(high effect size on student achievement [Hattie, Visible Learning]; 2) adults (and peers, if the student chooses)
provide personalized responses and coaching; 3) the learning team (student, teachers, parents, and other
mentors, adult advocates, involved parties) has a daily communication loop; and 4) students engage in
reflective writing (high effect size on student achievement [Reeves, 90/90/90 Schools In addition, the End
of Day reflection is considered to be the "canary in the coal mine" requirement, e.g., if a student is not
keeping up with End of Days, it is often an early warning indicator to the student’s advisor and

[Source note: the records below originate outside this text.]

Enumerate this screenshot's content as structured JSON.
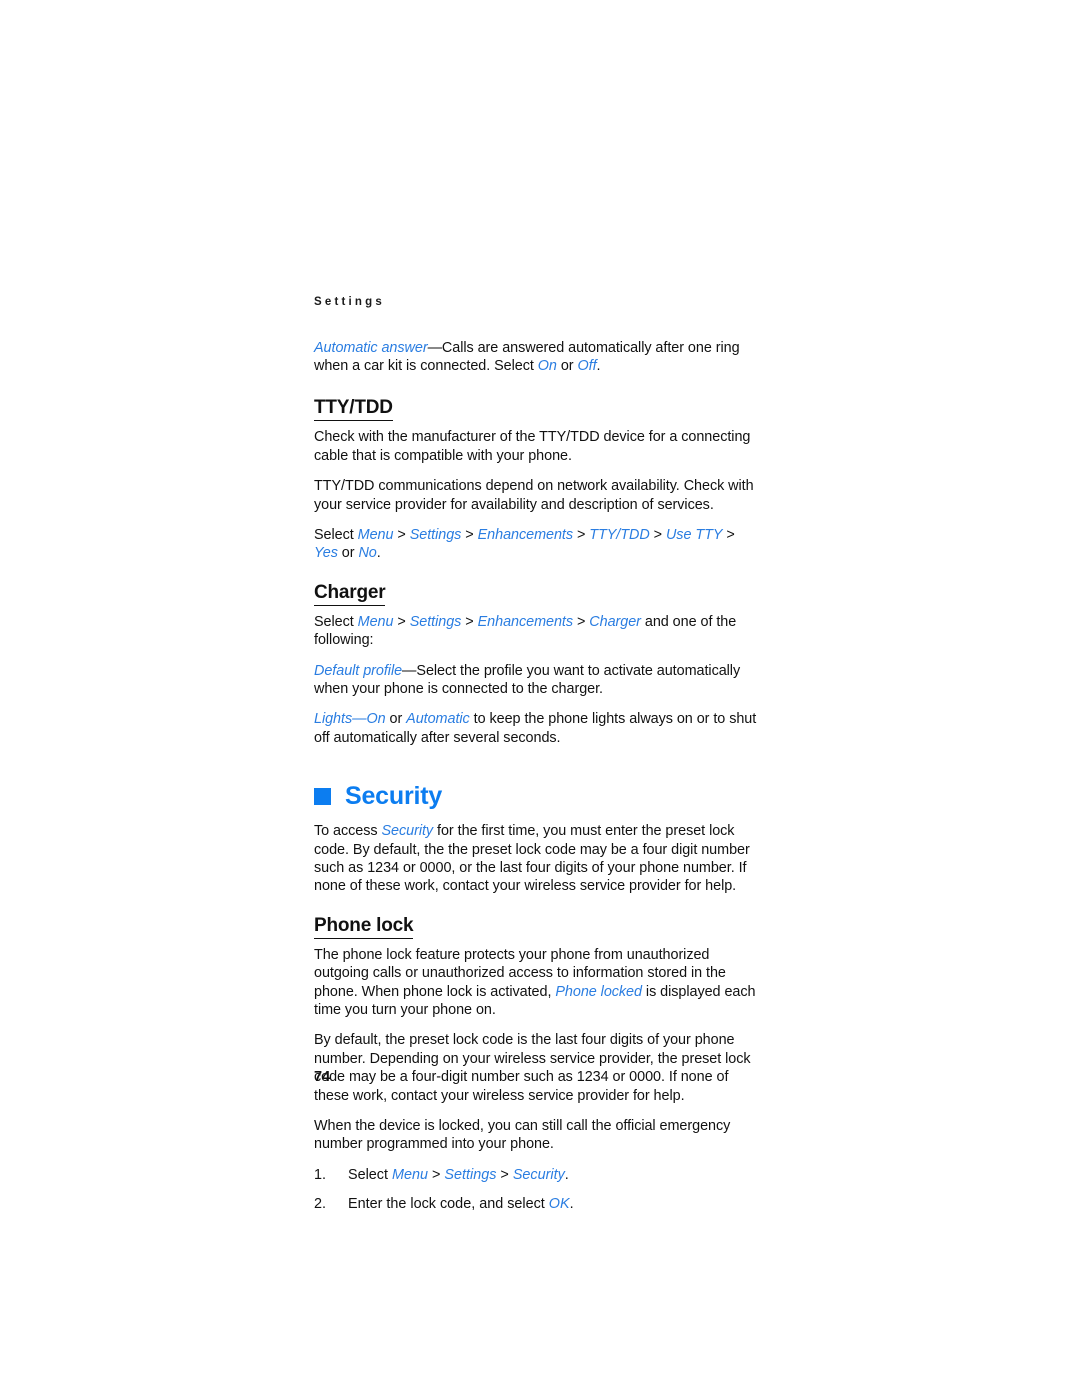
{
  "page": {
    "running_header": "Settings",
    "page_number": "74"
  },
  "colors": {
    "accent_blue": "#0c7df0",
    "inline_blue": "#2a7de1",
    "text_black": "#111111",
    "background": "#ffffff"
  },
  "automatic_answer": {
    "term": "Automatic answer",
    "dash": "—",
    "text_1": "Calls are answered automatically after one ring when a car kit is connected. Select ",
    "option_on": "On",
    "conjunction": " or ",
    "option_off": "Off",
    "period": "."
  },
  "tty_tdd": {
    "heading": "TTY/TDD",
    "paragraph_1": "Check with the manufacturer of the TTY/TDD device for a connecting cable that is compatible with your phone.",
    "paragraph_2": "TTY/TDD communications depend on network availability. Check with your service provider for availability and description of services.",
    "path": {
      "lead": "Select ",
      "items": [
        "Menu",
        "Settings",
        "Enhancements",
        "TTY/TDD",
        "Use TTY",
        "Yes"
      ],
      "separator": " > ",
      "conjunction": " or ",
      "last_item": "No",
      "period": "."
    }
  },
  "charger": {
    "heading": "Charger",
    "path": {
      "lead": "Select ",
      "items": [
        "Menu",
        "Settings",
        "Enhancements",
        "Charger"
      ],
      "separator": " > ",
      "trailing": " and one of the following:"
    },
    "default_profile": {
      "term": "Default profile",
      "dash": "—",
      "text": "Select the profile you want to activate automatically when your phone is connected to the charger."
    },
    "lights": {
      "term": "Lights",
      "dash": "—",
      "option_on": "On",
      "conjunction": " or ",
      "option_automatic": "Automatic",
      "text": " to keep the phone lights always on or to shut off automatically after several seconds."
    }
  },
  "security": {
    "heading": "Security",
    "bullet_icon": "blue-square-bullet",
    "intro": {
      "lead": "To access ",
      "term": "Security",
      "text": " for the first time, you must enter the preset lock code. By default, the the preset lock code may be a four digit number such as 1234 or 0000, or the last four digits of your phone number. If none of these work, contact your wireless service provider for help."
    }
  },
  "phone_lock": {
    "heading": "Phone lock",
    "paragraph_1": {
      "text_before": "The phone lock feature protects your phone from unauthorized outgoing calls or unauthorized access to information stored in the phone. When phone lock is activated, ",
      "term": "Phone locked",
      "text_after": " is displayed each time you turn your phone on."
    },
    "paragraph_2": "By default, the preset lock code is the last four digits of your phone number. Depending on your wireless service provider, the preset lock code may be a four-digit number such as 1234 or 0000. If none of these work, contact your wireless service provider for help.",
    "paragraph_3": "When the device is locked, you can still call the official emergency number programmed into your phone.",
    "steps": [
      {
        "number": "1.",
        "lead": "Select ",
        "items": [
          "Menu",
          "Settings",
          "Security"
        ],
        "separator": " > ",
        "period": "."
      },
      {
        "number": "2.",
        "lead": "Enter the lock code, and select ",
        "items": [
          "OK"
        ],
        "separator": " > ",
        "period": "."
      }
    ]
  }
}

At the end of each school day, each MC2 learner is expected to write a 200 word (minimum) reflective
message describing the school day, and accounting for their learning and behavior. The most basic series of
reflection prompts includes:
What?: What did you do? "Just the facts."
So What?: So what does this mean? What are you taking away? What did you learn?
Now What?: How will you take this learning forward? What future steps do you want/need to make? How will you
address future challenges or opportunities?
The EOD includes a productivity rating on a scale of 1-5 (1= unproductive, 5= very productive) and is
recorded in the End of Day Portal (see below).
End of Week (EOW) Reflection
At the end of a school week, typically on Friday, learners are expected to write a 500 word (minimum)
reflection about their learning over the past week. Learners identify highlights of the week, set goals for the
upcoming week, and identify tasks that need to be addressed.
End of Day Portal
Accessible by students, parents, and teachers, the End of Day portal is a consolidation point and management
tool to monitor student learning and growth.
Self-reported productivity ratings are tracked, as are EOD word
counts and completion rates. NOTE: The EOD Portal is being developed to encompass the Learner Profile,
to include results from the Learner Sketch Tool and assessment and progress data, including Habits ratings.
Q.E.D. Foundation Learning Ecosystem (4 of 4)
Graduation Checklists (Developed)
The Graduation Checklist is an official document that
records a student’s progress toward meeting graduation
requirements. Checklists help students and teachers
keep track of an individual’s learning progress as well as
identify specific learner needs and approaches for
Teachers maintain professional checklists to monitor
personal progress of professional development,
mirroring expectations and processes for student
progress, albeit based on professional standards
(InTASC Standards are the basis, and include “themes”
analogous to the Habits.)
Digital Portfolio (Developed; Work in Progress)
Designed by Ideas Consulting Inc., MC2 utilizes “Digital Portfolios” to provide a structure that helps students
navigate assignments, gives clarity of information to parents, and also collects timely feedback and
assessments. Parents, advisors and students all have ready access to a student's Digital Work Area, and
additional "reader" access can be granted to outside panelists, mentors and other members of a student's
Expectations of Use:
Students are responsible for checking their assignment lists, completing their work on time, and
uploading their assignments into the Work Sample format, giving their perspective on their work in an
Teachers are responsible for uploading all assignments for their classes to the Digital Work Area.
Additionally they must assess student work in a timely manner and give clear feedback if the work
Parents are responsible for checking their student's Work Area regularly, and having a good idea of
what assignments the student is completing. Parents should also be communicating with teachers if
they have any concerns or questions.